" 'The Abduction of Ganymede' is the title of many paintings throughout history. Many of them show this moment in the story in which Zeus (in the form of a large eagle) grabs Ganymede, a young boy, and the most beautiful mortal according to Homer, in order to take him as cupbearer to the gods in Olympus. Zeus and Ganymede's dynamic is complicated in that Ganymede had no say in the matter, nor any agency in his destiny but was objectified, stolen, and awarded immortality and an eternity of indentured servitude against his will. He later was turned into part of the constellation. However, the language the gods use would make it seem as though this position were an honor.

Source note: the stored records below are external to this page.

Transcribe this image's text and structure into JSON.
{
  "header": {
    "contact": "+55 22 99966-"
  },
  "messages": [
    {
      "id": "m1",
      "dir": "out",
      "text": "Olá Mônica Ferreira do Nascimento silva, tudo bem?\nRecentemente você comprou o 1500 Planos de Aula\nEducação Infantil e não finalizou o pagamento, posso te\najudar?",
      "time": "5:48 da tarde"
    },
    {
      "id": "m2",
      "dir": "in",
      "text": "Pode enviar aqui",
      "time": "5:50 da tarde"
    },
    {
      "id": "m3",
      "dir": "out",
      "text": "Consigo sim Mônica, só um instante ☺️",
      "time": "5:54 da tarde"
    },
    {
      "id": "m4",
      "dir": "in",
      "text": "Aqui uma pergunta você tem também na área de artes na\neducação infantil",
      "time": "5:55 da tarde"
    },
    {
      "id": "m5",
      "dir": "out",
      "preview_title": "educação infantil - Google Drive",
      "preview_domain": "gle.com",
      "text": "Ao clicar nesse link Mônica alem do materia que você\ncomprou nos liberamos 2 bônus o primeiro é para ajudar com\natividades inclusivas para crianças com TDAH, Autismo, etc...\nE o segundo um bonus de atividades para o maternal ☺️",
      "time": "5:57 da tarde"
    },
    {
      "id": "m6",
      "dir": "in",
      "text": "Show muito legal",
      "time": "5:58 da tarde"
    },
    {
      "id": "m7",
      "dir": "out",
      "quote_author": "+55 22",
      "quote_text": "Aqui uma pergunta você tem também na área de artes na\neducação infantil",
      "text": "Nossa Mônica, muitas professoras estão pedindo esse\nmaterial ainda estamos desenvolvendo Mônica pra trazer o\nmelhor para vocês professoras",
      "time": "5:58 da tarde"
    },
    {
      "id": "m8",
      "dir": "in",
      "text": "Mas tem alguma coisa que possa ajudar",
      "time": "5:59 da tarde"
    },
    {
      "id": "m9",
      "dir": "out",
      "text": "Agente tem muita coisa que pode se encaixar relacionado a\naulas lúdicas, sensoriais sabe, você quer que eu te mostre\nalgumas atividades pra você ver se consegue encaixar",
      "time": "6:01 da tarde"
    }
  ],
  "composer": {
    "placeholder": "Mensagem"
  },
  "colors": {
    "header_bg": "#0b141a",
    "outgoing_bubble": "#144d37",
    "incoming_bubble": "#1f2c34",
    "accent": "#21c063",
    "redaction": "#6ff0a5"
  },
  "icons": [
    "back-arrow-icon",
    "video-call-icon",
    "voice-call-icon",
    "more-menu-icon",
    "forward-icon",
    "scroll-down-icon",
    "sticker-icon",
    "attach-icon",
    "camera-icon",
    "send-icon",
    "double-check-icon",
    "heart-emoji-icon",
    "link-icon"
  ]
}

I was interested in the relationship in that it was a story that helped to make male/male relationships socially acceptable in ancient Greece, but Plato claimed this entire story to be a complete myth to normalize one's "unnatural pleasures". In a way, I'm interested in how this painting celebrates queer love but also troubled by the consequences presented in the narrative. In my iteration of this moment, I've used my own body as a point of reference filling in for the role of Ganymede. I've changed the narrative from the titular character's original depiction of a caucasian male baby to my own adult, black queer male body intentionally to imbue the narrative with an agency for the protagonist. The cup he was given to serve has spilled over, flooding the sky with his own tears. I like to think that if he were to be taken, at least he'd have put up a fight." - Devan Shimoyama, 2019.
Acquired from De Buck Gallery, New York

June 29, 2020

Works for the Now, by Queer Artists of Color: Pride Month may be coming to a close, but the wide-ranging pieces shown here have staying power. | The New York Times Style Magazine | The New York Times Style Magazine


July 23, 2020

Dazzling Paintings Reimagine Black Masculinity | Artsy | Daria Harper


1 February 2022

Devan Shimoyama: All the Rage | Hatje Cantz | Adriano Sack and Evan Moffitt


Jul 21, 2022

Africa First! Serge Tiroche | Art Africa


19 November, 2022

When We See Us- A Century of Black Figuration in Painting | British Library Cataloguing | Zeitz Mocca